For the material below, please count the lines containing "Reintegro". Reply with the count alone.
== PROVIDED INFORMATION ==
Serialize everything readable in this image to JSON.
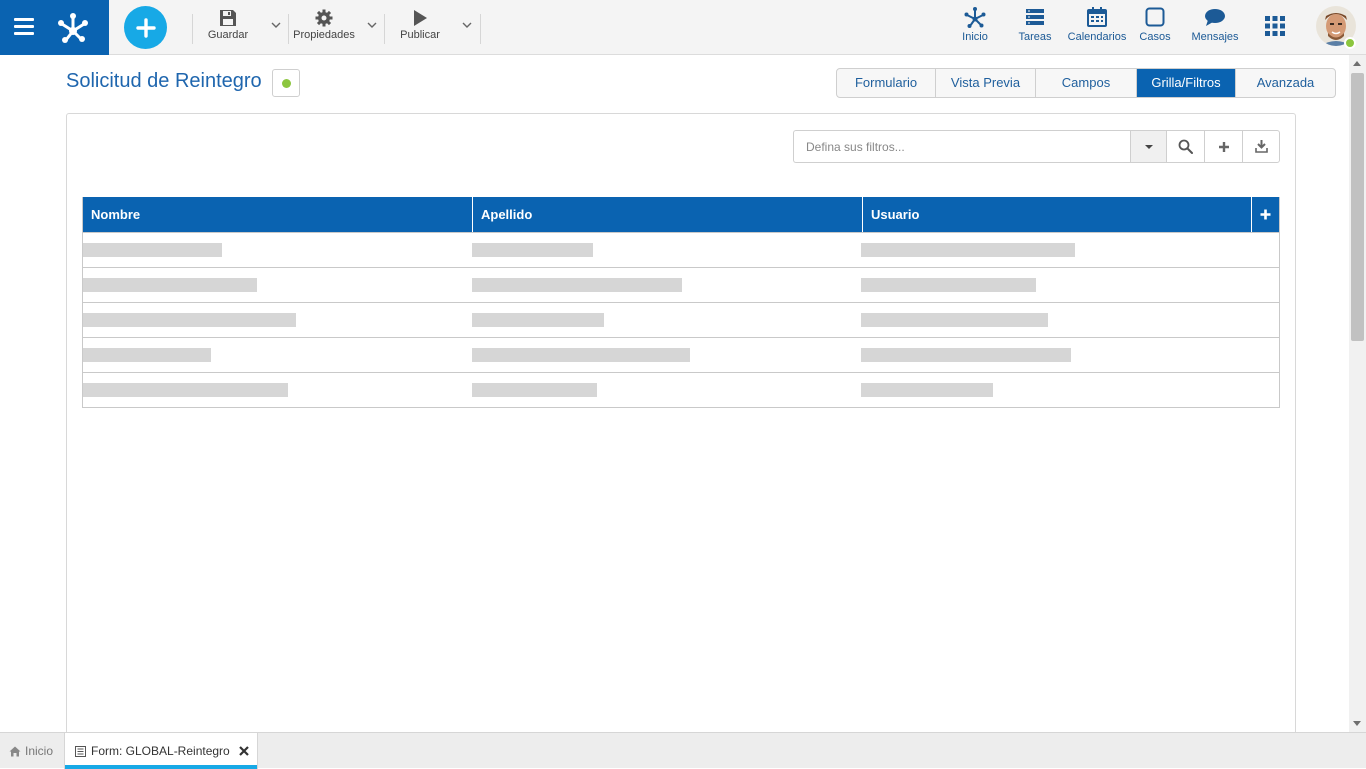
{
  "toolbar": {
    "guardar": "Guardar",
    "propiedades": "Propiedades",
    "publicar": "Publicar"
  },
  "nav": {
    "inicio": "Inicio",
    "tareas": "Tareas",
    "calendarios": "Calendarios",
    "casos": "Casos",
    "mensajes": "Mensajes"
  },
  "page": {
    "title": "Solicitud de Reintegro",
    "tabs": [
      "Formulario",
      "Vista Previa",
      "Campos",
      "Grilla/Filtros",
      "Avanzada"
    ],
    "active_tab": "Grilla/Filtros"
  },
  "filter": {
    "placeholder": "Defina sus filtros..."
  },
  "grid": {
    "columns": [
      "Nombre",
      "Apellido",
      "Usuario"
    ],
    "rows": 5
  },
  "bottom_tabs": {
    "home": "Inicio",
    "form": "Form: GLOBAL-Reintegro"
  },
  "colors": {
    "primary": "#0a63b1",
    "accent": "#17a9e6",
    "status": "#8cc63f"
  }
}
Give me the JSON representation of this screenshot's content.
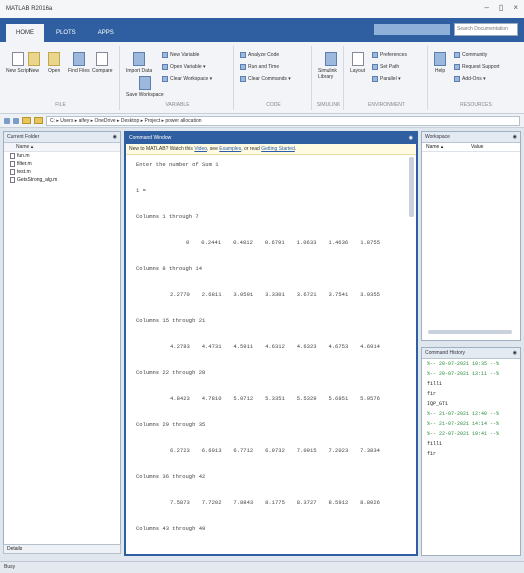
{
  "window": {
    "title": "MATLAB R2016a",
    "controls": [
      "–",
      "▯",
      "×"
    ]
  },
  "tabs": [
    {
      "label": "HOME",
      "active": true
    },
    {
      "label": "PLOTS",
      "active": false
    },
    {
      "label": "APPS",
      "active": false
    }
  ],
  "search": {
    "placeholder": "Search Documentation"
  },
  "ribbon": {
    "file": {
      "label": "FILE",
      "buttons": [
        "New Script",
        "New",
        "Open",
        "Find Files",
        "Compare"
      ]
    },
    "variable": {
      "label": "VARIABLE",
      "buttons": [
        "Import Data",
        "Save Workspace"
      ],
      "small": [
        "New Variable",
        "Open Variable ▾",
        "Clear Workspace ▾"
      ]
    },
    "code": {
      "label": "CODE",
      "small": [
        "Analyze Code",
        "Run and Time",
        "Clear Commands ▾"
      ]
    },
    "simulink": {
      "label": "SIMULINK",
      "buttons": [
        "Simulink Library"
      ]
    },
    "environment": {
      "label": "ENVIRONMENT",
      "buttons": [
        "Layout"
      ],
      "small": [
        "Preferences",
        "Set Path",
        "Parallel ▾"
      ]
    },
    "resources": {
      "label": "RESOURCES",
      "buttons": [
        "Help"
      ],
      "small": [
        "Community",
        "Request Support",
        "Add-Ons ▾"
      ]
    }
  },
  "address": {
    "path": "C: ▸ Users ▸ alfey ▸ OneDrive ▸ Desktop ▸ Project ▸ power allocation"
  },
  "current_folder": {
    "title": "Current Folder",
    "column": "Name ▴",
    "files": [
      "fun.m",
      "filter.m",
      "test.m",
      "GetsStrong_alg.m"
    ],
    "details": "Details"
  },
  "command_window": {
    "title": "Command Window",
    "banner_prefix": "New to MATLAB? Watch this ",
    "banner_link1": "Video",
    "banner_mid": ", see ",
    "banner_link2": "Examples",
    "banner_mid2": ", or read ",
    "banner_link3": "Getting Started",
    "banner_suffix": ".",
    "prompt_text": "Enter the number of Sum 1",
    "input_line": "1 =",
    "blocks": [
      {
        "header": "Columns 1 through 7",
        "values": [
          "0",
          "0.2441",
          "0.4812",
          "0.6791",
          "1.0633",
          "1.4636",
          "1.8755"
        ]
      },
      {
        "header": "Columns 8 through 14",
        "values": [
          "2.2770",
          "2.6811",
          "3.0591",
          "3.3301",
          "3.6721",
          "3.7541",
          "3.9355"
        ]
      },
      {
        "header": "Columns 15 through 21",
        "values": [
          "4.2783",
          "4.4731",
          "4.5911",
          "4.6312",
          "4.6323",
          "4.6753",
          "4.6914"
        ]
      },
      {
        "header": "Columns 22 through 28",
        "values": [
          "4.8423",
          "4.7810",
          "5.0712",
          "5.3351",
          "5.5329",
          "5.6851",
          "5.9576"
        ]
      },
      {
        "header": "Columns 29 through 35",
        "values": [
          "6.2723",
          "6.6013",
          "6.7712",
          "6.9732",
          "7.0915",
          "7.2023",
          "7.3834"
        ]
      },
      {
        "header": "Columns 36 through 42",
        "values": [
          "7.5873",
          "7.7202",
          "7.8843",
          "8.1775",
          "8.3727",
          "8.5912",
          "8.8026"
        ]
      }
    ],
    "last_header": "Columns 43 through 49"
  },
  "workspace": {
    "title": "Workspace",
    "col_name": "Name ▴",
    "col_value": "Value"
  },
  "command_history": {
    "title": "Command History",
    "items": [
      {
        "text": "%-- 20-07-2021 10:35 --%",
        "ts": true
      },
      {
        "text": "%-- 20-07-2021 13:11 --%",
        "ts": true
      },
      {
        "text": "fill1",
        "ts": false
      },
      {
        "text": "fir",
        "ts": false
      },
      {
        "text": "IQP_GT1",
        "ts": false
      },
      {
        "text": "%-- 21-07-2021 12:40 --%",
        "ts": true
      },
      {
        "text": "%-- 21-07-2021 14:14 --%",
        "ts": true
      },
      {
        "text": "%-- 22-07-2021 10:41 --%",
        "ts": true
      },
      {
        "text": "fill1",
        "ts": false
      },
      {
        "text": "fir",
        "ts": false
      }
    ]
  },
  "status": {
    "text": "Busy"
  }
}
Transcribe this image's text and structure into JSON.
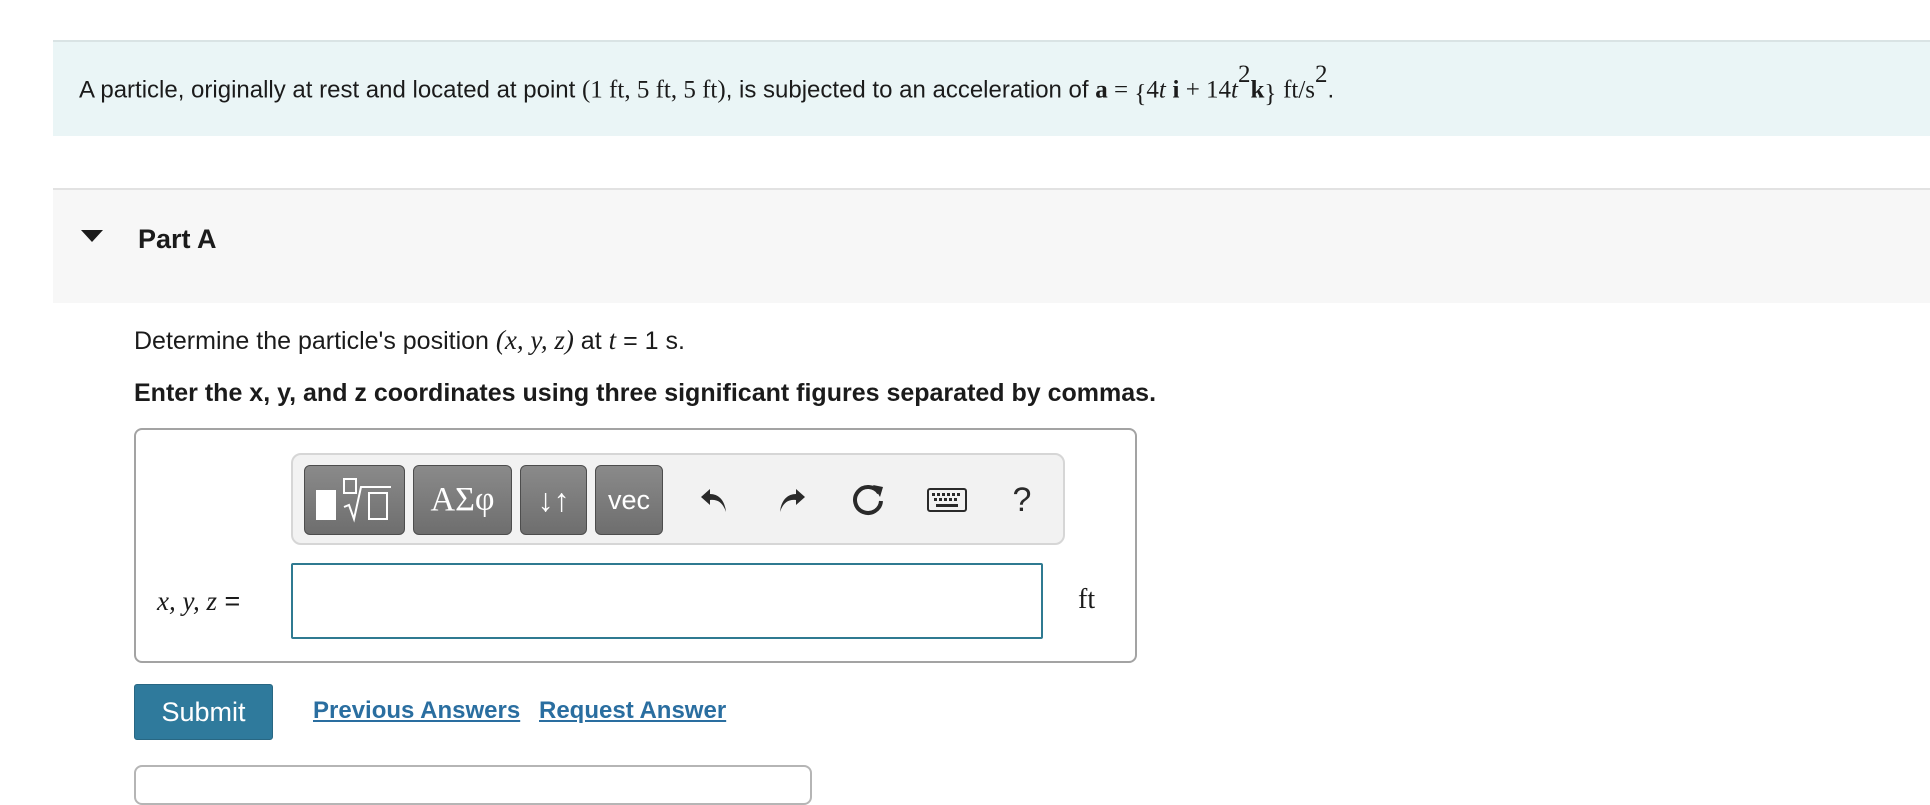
{
  "problem": {
    "text_1": "A particle, originally at rest and located at point ",
    "point": "(1 ft, 5 ft, 5 ft)",
    "text_2": ", is subjected to an acceleration of ",
    "accel_symbol": "a",
    "equals": " = ",
    "brace_open": "{",
    "term_1": "4",
    "term_1_var": "t",
    "unit_i": "i",
    "plus": " + ",
    "term_2": "14",
    "term_2_var": "t",
    "term_2_exp": "2",
    "unit_k": "k",
    "brace_close": "}",
    "accel_unit": "ft/s",
    "accel_unit_exp": "2",
    "period": "."
  },
  "part": {
    "title": "Part A"
  },
  "question": {
    "text_1": "Determine the particle's position ",
    "coords": "(x, y, z)",
    "text_2": " at ",
    "t_var": "t",
    "text_3": " = 1 s."
  },
  "instruction": "Enter the x, y, and z coordinates using three significant figures separated by commas.",
  "toolbar": {
    "greek_label": "ΑΣφ",
    "arrows_label": "↓↑",
    "vec_label": "vec",
    "undo_icon": "↶",
    "redo_icon": "↷",
    "reset_icon": "↻",
    "help_label": "?"
  },
  "answer": {
    "label": "x, y, z",
    "label_eq": " =",
    "value": "",
    "unit": "ft"
  },
  "actions": {
    "submit_label": "Submit",
    "previous_label": "Previous Answers",
    "request_label": "Request Answer"
  },
  "colors": {
    "problem_bg": "#eaf5f6",
    "accent": "#2f7a9c",
    "link": "#2a6ea0"
  }
}
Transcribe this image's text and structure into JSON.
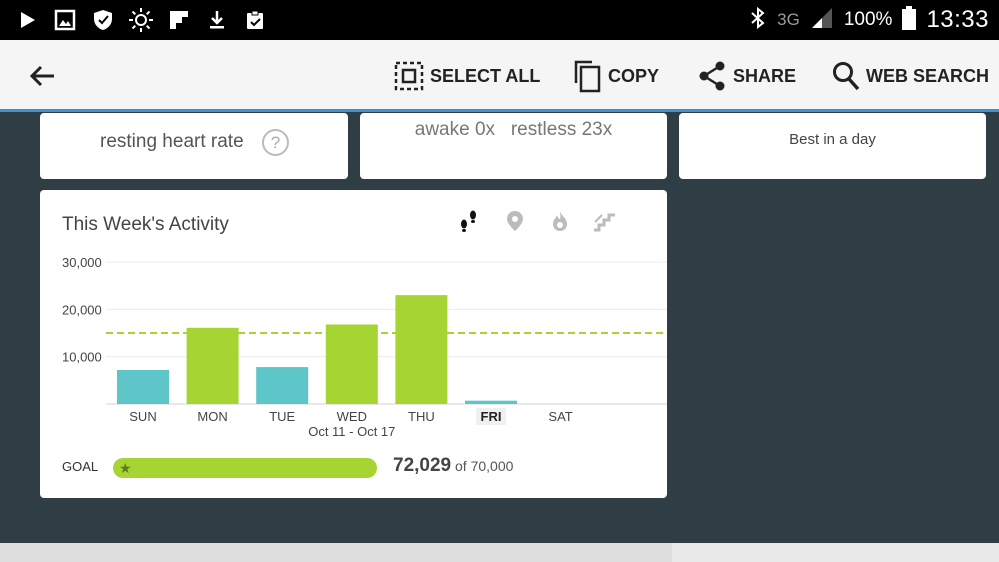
{
  "statusbar": {
    "network": "3G",
    "battery": "100%",
    "time": "13:33"
  },
  "actionbar": {
    "select_all": "SELECT ALL",
    "copy": "COPY",
    "share": "SHARE",
    "web_search": "WEB SEARCH"
  },
  "cards": {
    "heart": {
      "label": "resting heart rate",
      "help": "?"
    },
    "sleep": {
      "line": "awake 0x   restless 23x"
    },
    "best": {
      "line": "Best in a day"
    }
  },
  "activity": {
    "title": "This Week's Activity",
    "date_range": "Oct 11 - Oct 17",
    "goal_label": "GOAL",
    "goal_total": "72,029",
    "goal_of": " of 70,000",
    "goal_progress": 1.0
  },
  "colors": {
    "accent_blue": "#3d8fd6",
    "goal_green": "#a6d432",
    "below_goal_teal": "#5ec6c8",
    "background": "#2f3e44"
  },
  "chart_data": {
    "type": "bar",
    "categories": [
      "SUN",
      "MON",
      "TUE",
      "WED",
      "THU",
      "FRI",
      "SAT"
    ],
    "values": [
      7200,
      16100,
      7800,
      16800,
      23000,
      700,
      0
    ],
    "ylim": [
      0,
      30000
    ],
    "yticks": [
      "30,000",
      "20,000",
      "10,000"
    ],
    "ytick_values": [
      30000,
      20000,
      10000
    ],
    "goal_line": 15000,
    "highlight_category": "FRI",
    "grid": true
  }
}
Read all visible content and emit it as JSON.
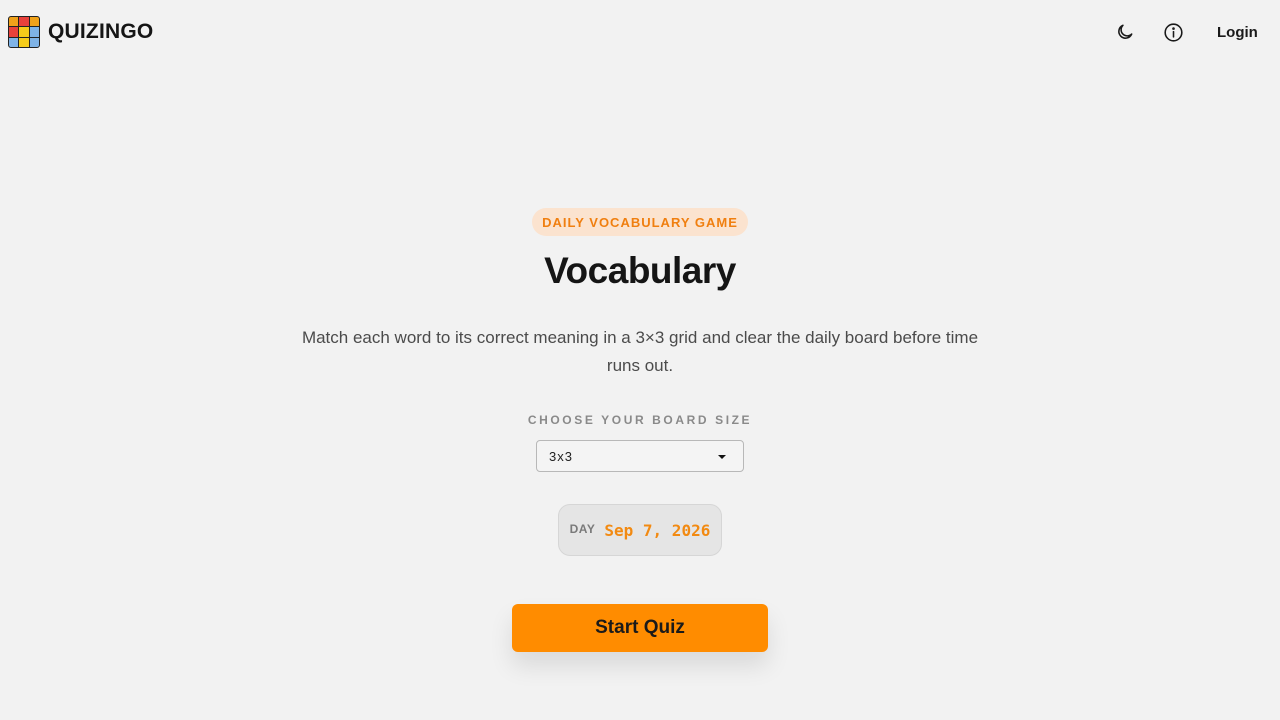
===
▶ RESULT FOR THIS EXERCISE: 2